(Supplied records)
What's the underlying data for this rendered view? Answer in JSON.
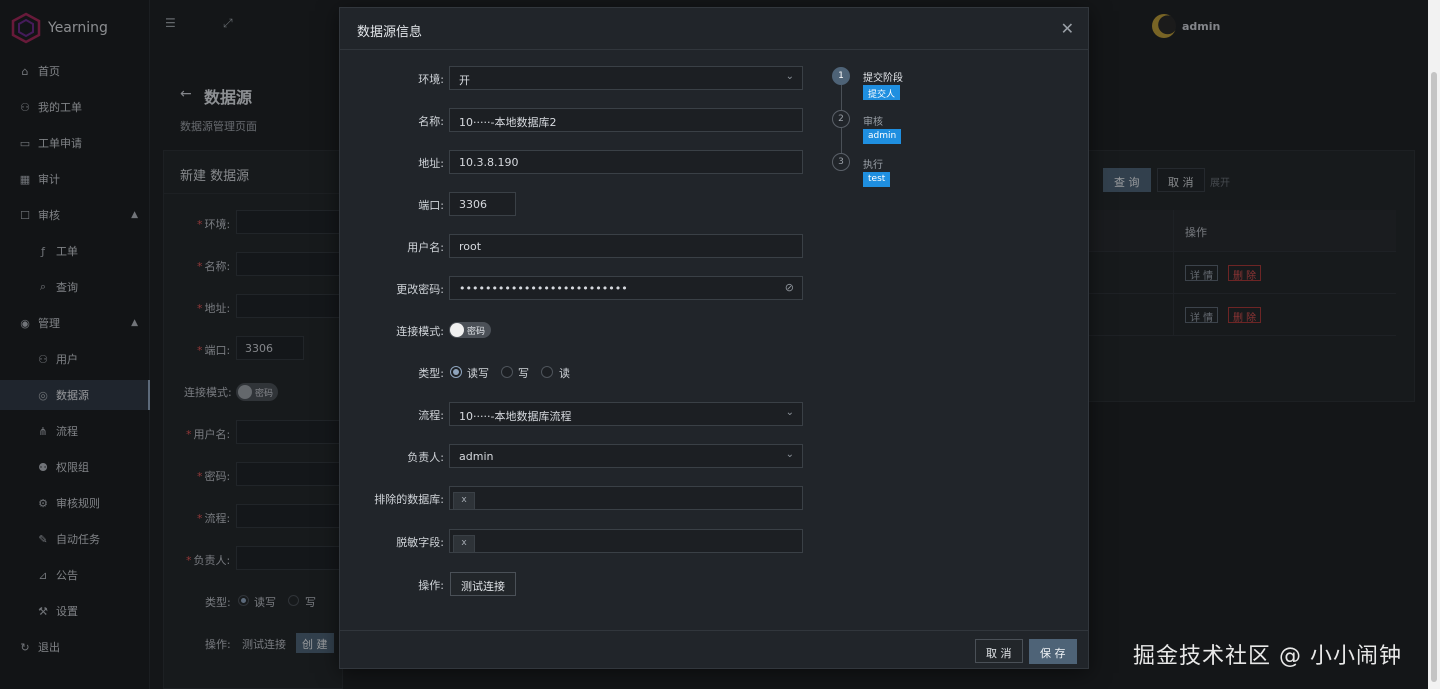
{
  "app": {
    "name": "Yearning",
    "user": "admin"
  },
  "sidebar": {
    "items": [
      {
        "label": "首页",
        "icon": "home-icon"
      },
      {
        "label": "我的工单",
        "icon": "user-icon"
      },
      {
        "label": "工单申请",
        "icon": "monitor-icon"
      },
      {
        "label": "审计",
        "icon": "chart-icon"
      },
      {
        "label": "审核",
        "icon": "audit-icon"
      },
      {
        "label": "工单",
        "icon": "fx-icon"
      },
      {
        "label": "查询",
        "icon": "search-icon"
      },
      {
        "label": "管理",
        "icon": "eye-icon"
      },
      {
        "label": "用户",
        "icon": "user-icon"
      },
      {
        "label": "数据源",
        "icon": "datasource-icon"
      },
      {
        "label": "流程",
        "icon": "flow-icon"
      },
      {
        "label": "权限组",
        "icon": "group-icon"
      },
      {
        "label": "审核规则",
        "icon": "rules-icon"
      },
      {
        "label": "自动任务",
        "icon": "task-icon"
      },
      {
        "label": "公告",
        "icon": "notice-icon"
      },
      {
        "label": "设置",
        "icon": "wrench-icon"
      },
      {
        "label": "退出",
        "icon": "logout-icon"
      }
    ]
  },
  "page": {
    "title": "数据源",
    "subtitle": "数据源管理页面",
    "new_card_title": "新建 数据源",
    "form": {
      "env": "环境:",
      "name": "名称:",
      "addr": "地址:",
      "port": "端口:",
      "port_value": "3306",
      "conn_mode": "连接模式:",
      "toggle_text": "密码",
      "user": "用户名:",
      "password": "密码:",
      "flow": "流程:",
      "owner": "负责人:",
      "type": "类型:",
      "type_rw": "读写",
      "type_w": "写",
      "op": "操作:",
      "test_conn": "测试连接",
      "create": "创 建"
    },
    "query_btn": "查 询",
    "cancel_btn": "取 消",
    "expand_link": "展开",
    "table_header_op": "操作",
    "row_detail": "详 情",
    "row_delete": "删 除"
  },
  "modal": {
    "title": "数据源信息",
    "env_label": "环境:",
    "env_value": "开",
    "name_label": "名称:",
    "name_value": "10·····-本地数据库2",
    "addr_label": "地址:",
    "addr_value": "10.3.8.190",
    "port_label": "端口:",
    "port_value": "3306",
    "user_label": "用户名:",
    "user_value": "root",
    "pwd_label": "更改密码:",
    "pwd_value": "••••••••••••••••••••••••••",
    "conn_label": "连接模式:",
    "conn_toggle": "密码",
    "type_label": "类型:",
    "type_rw": "读写",
    "type_w": "写",
    "type_r": "读",
    "flow_label": "流程:",
    "flow_value": "10·····-本地数据库流程",
    "owner_label": "负责人:",
    "owner_value": "admin",
    "exclude_db_label": "排除的数据库:",
    "mask_label": "脱敏字段:",
    "tag_x": "x",
    "op_label": "操作:",
    "test_btn": "测试连接",
    "cancel": "取 消",
    "save": "保 存"
  },
  "steps": [
    {
      "num": "1",
      "title": "提交阶段",
      "tag": "提交人"
    },
    {
      "num": "2",
      "title": "审核",
      "tag": "admin"
    },
    {
      "num": "3",
      "title": "执行",
      "tag": "test"
    }
  ],
  "watermark": "掘金技术社区 @ 小小闹钟",
  "colors": {
    "accent": "#4e6377",
    "tag_blue": "#1f8fe0",
    "danger": "#d65050"
  }
}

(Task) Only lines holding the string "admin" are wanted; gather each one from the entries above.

(Reply to the exercise)
    "user": "admin"
    "owner_value": "admin",
      "tag": "admin"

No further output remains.